Saved data entries:
--- START ---

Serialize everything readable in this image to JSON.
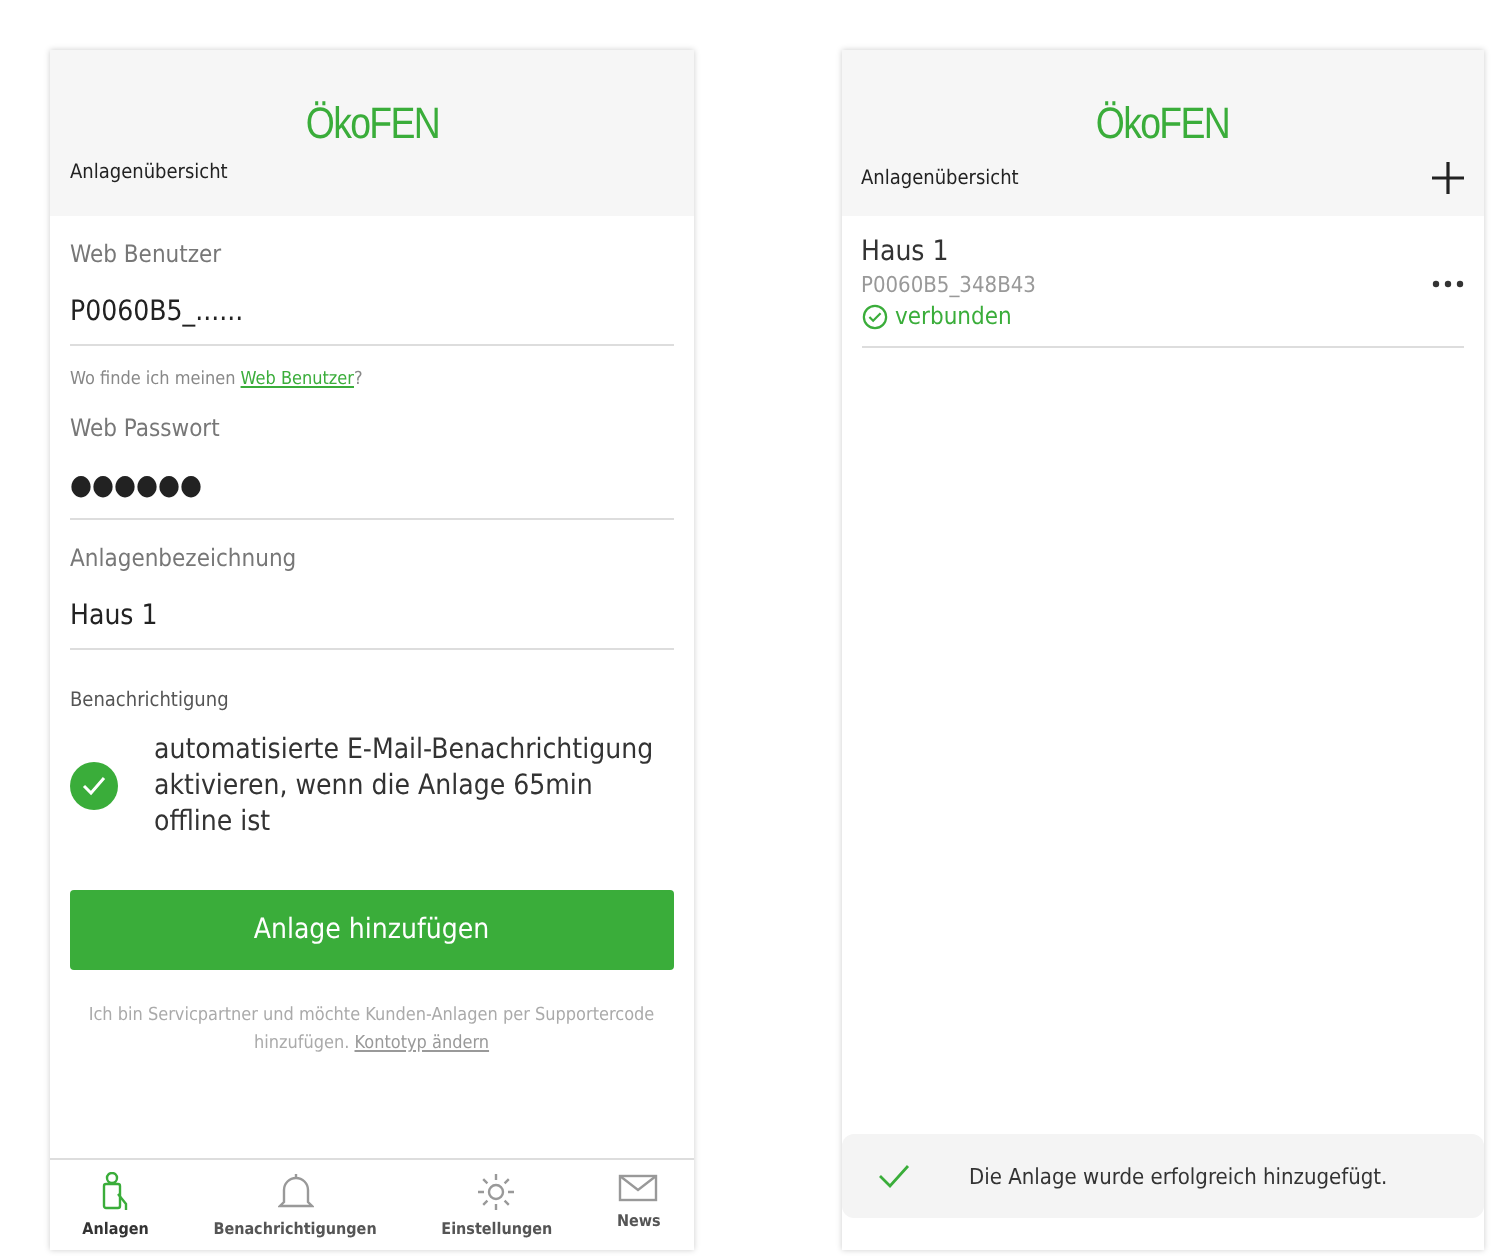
{
  "screens": [
    {
      "kind": "form",
      "logo": "ÖkoFEN",
      "title": "Anlagenübersicht",
      "fields": [
        {
          "label": "Web Benutzer",
          "value": "P0060B5_......",
          "hint": "Wo finde ich meinen ",
          "hint_link": "Web Benutzer",
          "hint_end": "?"
        },
        {
          "label": "Web Passwort",
          "value": "●●●●●●"
        },
        {
          "label": "Anlagenbezeichnung",
          "value": "Haus 1"
        }
      ],
      "notification": {
        "label": "Benachrichtigung",
        "text": "automatisierte E-Mail-Benachrichtigung aktivieren, wenn die Anlage 65min offline ist",
        "checked": true
      },
      "button": "Anlage hinzufügen",
      "footnote": "Ich bin Servicpartner und möchte Kunden-Anlagen per Supportercode hinzufügen. ",
      "footnote_link": "Kontotyp ändern",
      "tabs": [
        {
          "label": "Anlagen",
          "kind": "plant",
          "selected": true
        },
        {
          "label": "Benachrichtigungen",
          "kind": "bell",
          "selected": false
        },
        {
          "label": "Einstellungen",
          "kind": "gear",
          "selected": false
        },
        {
          "label": "News",
          "kind": "mail",
          "selected": false
        }
      ]
    },
    {
      "kind": "list",
      "logo": "ÖkoFEN",
      "title": "Anlagenübersicht",
      "items": [
        {
          "name": "Haus 1",
          "id": "P0060B5_348B43",
          "status": "verbunden",
          "connected": true
        }
      ],
      "toast": "Die Anlage wurde erfolgreich hinzugefügt."
    }
  ]
}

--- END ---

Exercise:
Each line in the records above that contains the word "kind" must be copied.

Output for this task:
      "kind": "form",
          "kind": "plant",
          "kind": "bell",
          "kind": "gear",
          "kind": "mail",
      "kind": "list",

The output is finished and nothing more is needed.